**WHAT YOU HAVE TO DO**
Without the pictures, give the records again exactly as they appear.

**Dataset entries**
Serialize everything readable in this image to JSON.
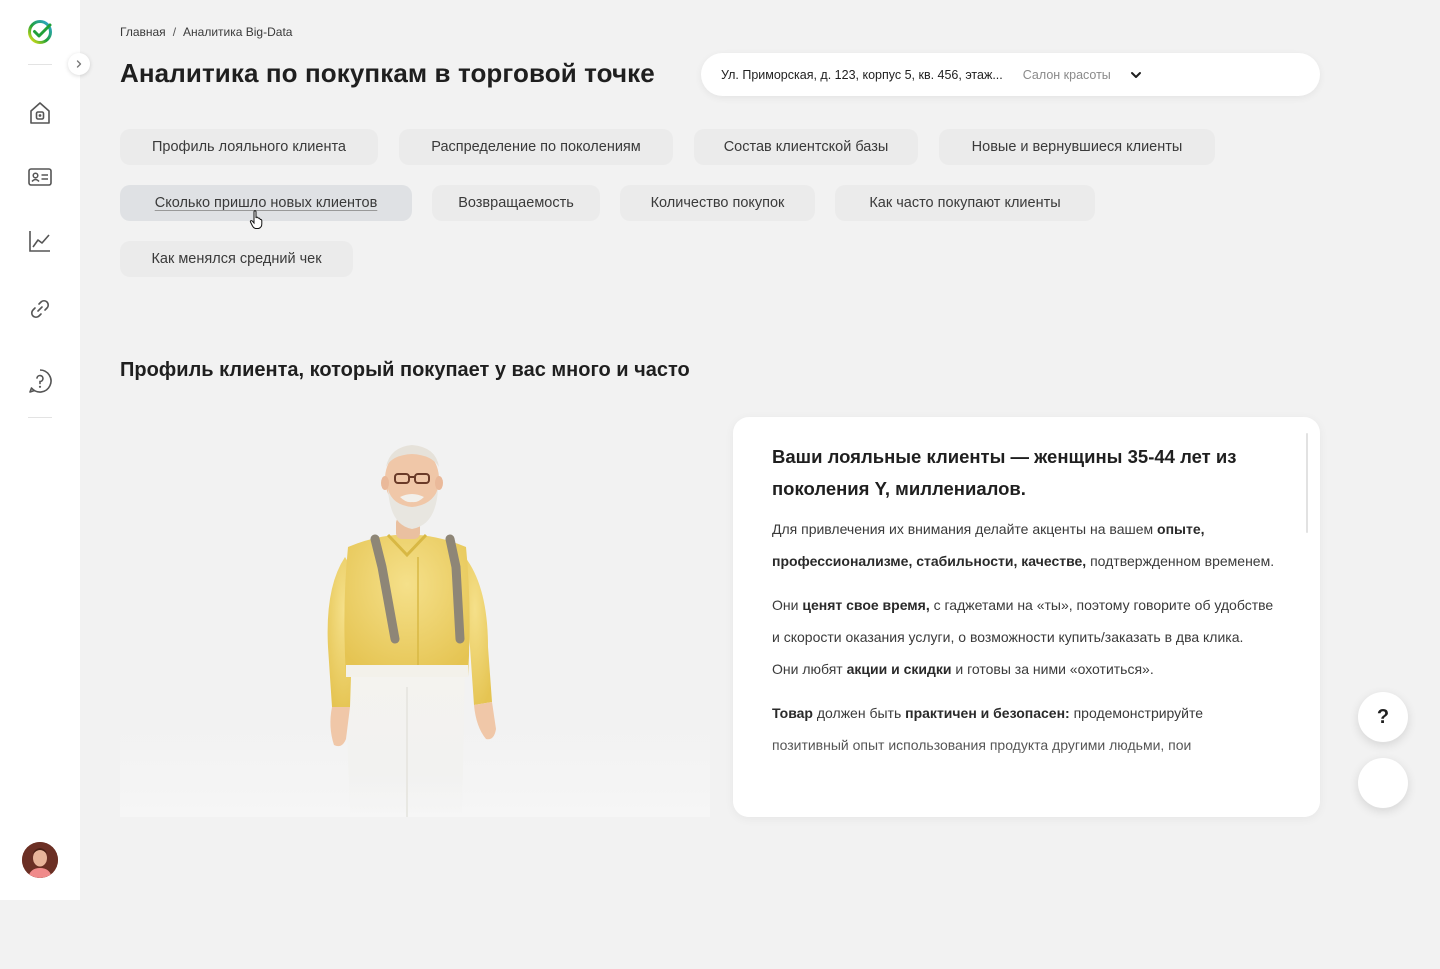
{
  "breadcrumb": {
    "home": "Главная",
    "separator": "/",
    "current": "Аналитика Big-Data"
  },
  "page": {
    "title": "Аналитика по покупкам в торговой точке"
  },
  "location_select": {
    "address": "Ул. Приморская, д. 123, корпус 5, кв. 456, этаж...",
    "category": "Салон красоты"
  },
  "tabs": [
    "Профиль лояльного клиента",
    "Распределение по поколениям",
    "Состав клиентской базы",
    "Новые и вернувшиеся клиенты",
    "Сколько пришло новых клиентов",
    "Возвращаемость",
    "Количество покупок",
    "Как часто покупают клиенты",
    "Как менялся средний чек"
  ],
  "section": {
    "title": "Профиль клиента, который покупает у вас много и часто"
  },
  "card": {
    "heading": "Ваши лояльные клиенты — женщины 35-44 лет из поколения Y, миллениалов.",
    "p1": {
      "a": "Для привлечения их внимания делайте акценты на вашем ",
      "b": "опыте, профессионализме, стабильности, качестве,",
      "c": " подтвержденном временем."
    },
    "p2": {
      "a": "Они ",
      "b": "ценят свое время,",
      "c": " с гаджетами на «ты», поэтому говорите об удобстве и скорости оказания услуги, о возможности купить/заказать в два клика."
    },
    "p3": {
      "a": "Они любят ",
      "b": "акции и скидки",
      "c": " и готовы за ними «охотиться»."
    },
    "p4": {
      "a": "Товар",
      "b": " должен быть ",
      "c": "практичен и безопасен:",
      "d": " продемонстрируйте позитивный опыт использования продукта другими людьми, пои"
    }
  },
  "help_button": {
    "label": "?"
  },
  "icons": {
    "sidebar": [
      "logo-icon",
      "home-icon",
      "id-card-icon",
      "chart-icon",
      "link-icon",
      "help-icon"
    ],
    "collapse": "chevron-right-icon",
    "select": "chevron-down-icon"
  },
  "colors": {
    "background": "#f2f2f2",
    "surface": "#ffffff",
    "tab": "#ebebeb",
    "tab_hover": "#dfe1e4",
    "brand_green": "#21a038"
  }
}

**EXERCISE ANSWER**
Serialize everything readable in this image to JSON.
{
  "breadcrumb": {
    "home": "Главная",
    "separator": "/",
    "current": "Аналитика Big-Data"
  },
  "page": {
    "title": "Аналитика по покупкам в торговой точке"
  },
  "location_select": {
    "address": "Ул. Приморская, д. 123, корпус 5, кв. 456, этаж...",
    "category": "Салон красоты"
  },
  "tabs": [
    "Профиль лояльного клиента",
    "Распределение по поколениям",
    "Состав клиентской базы",
    "Новые и вернувшиеся клиенты",
    "Сколько пришло новых клиентов",
    "Возвращаемость",
    "Количество покупок",
    "Как часто покупают клиенты",
    "Как менялся средний чек"
  ],
  "section": {
    "title": "Профиль клиента, который покупает у вас много и часто"
  },
  "card": {
    "heading": "Ваши лояльные клиенты — женщины 35-44 лет из поколения Y, миллениалов.",
    "p1": {
      "a": "Для привлечения их внимания делайте акценты на вашем ",
      "b": "опыте, профессионализме, стабильности, качестве,",
      "c": " подтвержденном временем."
    },
    "p2": {
      "a": "Они ",
      "b": "ценят свое время,",
      "c": " с гаджетами на «ты», поэтому говорите об удобстве и скорости оказания услуги, о возможности купить/заказать в два клика."
    },
    "p3": {
      "a": "Они любят ",
      "b": "акции и скидки",
      "c": " и готовы за ними «охотиться»."
    },
    "p4": {
      "a": "Товар",
      "b": " должен быть ",
      "c": "практичен и безопасен:",
      "d": " продемонстрируйте позитивный опыт использования продукта другими людьми, пои"
    }
  },
  "help_button": {
    "label": "?"
  },
  "icons": {
    "sidebar": [
      "logo-icon",
      "home-icon",
      "id-card-icon",
      "chart-icon",
      "link-icon",
      "help-icon"
    ],
    "collapse": "chevron-right-icon",
    "select": "chevron-down-icon"
  },
  "colors": {
    "background": "#f2f2f2",
    "surface": "#ffffff",
    "tab": "#ebebeb",
    "tab_hover": "#dfe1e4",
    "brand_green": "#21a038"
  }
}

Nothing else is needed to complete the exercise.